The full set of entries should be repeated without a single change.

====

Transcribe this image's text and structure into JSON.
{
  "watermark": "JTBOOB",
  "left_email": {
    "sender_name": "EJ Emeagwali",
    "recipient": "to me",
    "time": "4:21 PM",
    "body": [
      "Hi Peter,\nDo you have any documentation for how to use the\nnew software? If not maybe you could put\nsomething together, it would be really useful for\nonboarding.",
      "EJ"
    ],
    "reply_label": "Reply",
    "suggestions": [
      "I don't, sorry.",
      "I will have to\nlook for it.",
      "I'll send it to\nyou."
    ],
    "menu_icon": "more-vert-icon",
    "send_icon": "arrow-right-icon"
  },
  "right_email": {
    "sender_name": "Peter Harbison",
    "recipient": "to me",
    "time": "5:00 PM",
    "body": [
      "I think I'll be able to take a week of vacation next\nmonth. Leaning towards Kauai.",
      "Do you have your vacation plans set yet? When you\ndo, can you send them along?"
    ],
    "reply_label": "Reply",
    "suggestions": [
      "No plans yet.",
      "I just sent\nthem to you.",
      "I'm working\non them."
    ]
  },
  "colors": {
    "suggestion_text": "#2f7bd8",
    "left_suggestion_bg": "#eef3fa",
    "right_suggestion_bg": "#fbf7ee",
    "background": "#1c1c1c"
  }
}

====

- _Solution_
Transcribe this image's text and structure into JSON.
{
  "watermark": "JTBOOB",
  "left_email": {
    "sender_name": "EJ Emeagwali",
    "recipient": "to me",
    "time": "4:21 PM",
    "body": [
      "Hi Peter,\nDo you have any documentation for how to use the\nnew software? If not maybe you could put\nsomething together, it would be really useful for\nonboarding.",
      "EJ"
    ],
    "reply_label": "Reply",
    "suggestions": [
      "I don't, sorry.",
      "I will have to\nlook for it.",
      "I'll send it to\nyou."
    ],
    "menu_icon": "more-vert-icon",
    "send_icon": "arrow-right-icon"
  },
  "right_email": {
    "sender_name": "Peter Harbison",
    "recipient": "to me",
    "time": "5:00 PM",
    "body": [
      "I think I'll be able to take a week of vacation next\nmonth. Leaning towards Kauai.",
      "Do you have your vacation plans set yet? When you\ndo, can you send them along?"
    ],
    "reply_label": "Reply",
    "suggestions": [
      "No plans yet.",
      "I just sent\nthem to you.",
      "I'm working\non them."
    ]
  },
  "colors": {
    "suggestion_text": "#2f7bd8",
    "left_suggestion_bg": "#eef3fa",
    "right_suggestion_bg": "#fbf7ee",
    "background": "#1c1c1c"
  }
}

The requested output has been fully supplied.